[Opening Listed records section]

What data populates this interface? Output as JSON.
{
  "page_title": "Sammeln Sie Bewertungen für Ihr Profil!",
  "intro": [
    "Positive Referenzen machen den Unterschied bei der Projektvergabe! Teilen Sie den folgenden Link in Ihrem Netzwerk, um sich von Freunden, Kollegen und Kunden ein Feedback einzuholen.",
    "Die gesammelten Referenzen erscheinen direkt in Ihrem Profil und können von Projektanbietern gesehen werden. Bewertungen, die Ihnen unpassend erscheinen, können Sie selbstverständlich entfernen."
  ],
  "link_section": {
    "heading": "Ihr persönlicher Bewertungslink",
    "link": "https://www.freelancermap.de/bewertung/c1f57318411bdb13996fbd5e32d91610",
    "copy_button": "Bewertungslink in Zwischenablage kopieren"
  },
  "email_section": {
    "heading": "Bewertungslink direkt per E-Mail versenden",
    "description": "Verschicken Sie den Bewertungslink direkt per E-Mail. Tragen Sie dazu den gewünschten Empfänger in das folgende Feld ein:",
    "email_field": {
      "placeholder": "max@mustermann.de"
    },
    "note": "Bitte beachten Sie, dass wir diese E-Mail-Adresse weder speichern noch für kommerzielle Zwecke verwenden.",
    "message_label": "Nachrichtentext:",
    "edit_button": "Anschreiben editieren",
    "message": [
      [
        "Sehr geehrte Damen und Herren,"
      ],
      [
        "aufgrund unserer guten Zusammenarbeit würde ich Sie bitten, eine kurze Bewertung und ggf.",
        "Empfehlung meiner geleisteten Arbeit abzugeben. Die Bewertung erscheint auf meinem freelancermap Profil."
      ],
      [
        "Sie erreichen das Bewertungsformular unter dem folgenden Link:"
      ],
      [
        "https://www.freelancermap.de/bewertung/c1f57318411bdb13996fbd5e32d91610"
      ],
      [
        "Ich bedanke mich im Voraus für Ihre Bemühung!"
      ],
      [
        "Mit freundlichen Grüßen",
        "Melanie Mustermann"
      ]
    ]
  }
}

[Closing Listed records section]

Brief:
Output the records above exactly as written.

Result below:
What data populates this interface? Output as JSON.
{
  "page_title": "Sammeln Sie Bewertungen für Ihr Profil!",
  "intro": [
    "Positive Referenzen machen den Unterschied bei der Projektvergabe! Teilen Sie den folgenden Link in Ihrem Netzwerk, um sich von Freunden, Kollegen und Kunden ein Feedback einzuholen.",
    "Die gesammelten Referenzen erscheinen direkt in Ihrem Profil und können von Projektanbietern gesehen werden. Bewertungen, die Ihnen unpassend erscheinen, können Sie selbstverständlich entfernen."
  ],
  "link_section": {
    "heading": "Ihr persönlicher Bewertungslink",
    "link": "https://www.freelancermap.de/bewertung/c1f57318411bdb13996fbd5e32d91610",
    "copy_button": "Bewertungslink in Zwischenablage kopieren"
  },
  "email_section": {
    "heading": "Bewertungslink direkt per E-Mail versenden",
    "description": "Verschicken Sie den Bewertungslink direkt per E-Mail. Tragen Sie dazu den gewünschten Empfänger in das folgende Feld ein:",
    "email_field": {
      "placeholder": "max@mustermann.de"
    },
    "note": "Bitte beachten Sie, dass wir diese E-Mail-Adresse weder speichern noch für kommerzielle Zwecke verwenden.",
    "message_label": "Nachrichtentext:",
    "edit_button": "Anschreiben editieren",
    "message": [
      [
        "Sehr geehrte Damen und Herren,"
      ],
      [
        "aufgrund unserer guten Zusammenarbeit würde ich Sie bitten, eine kurze Bewertung und ggf.",
        "Empfehlung meiner geleisteten Arbeit abzugeben. Die Bewertung erscheint auf meinem freelancermap Profil."
      ],
      [
        "Sie erreichen das Bewertungsformular unter dem folgenden Link:"
      ],
      [
        "https://www.freelancermap.de/bewertung/c1f57318411bdb13996fbd5e32d91610"
      ],
      [
        "Ich bedanke mich im Voraus für Ihre Bemühung!"
      ],
      [
        "Mit freundlichen Grüßen",
        "Melanie Mustermann"
      ]
    ]
  }
}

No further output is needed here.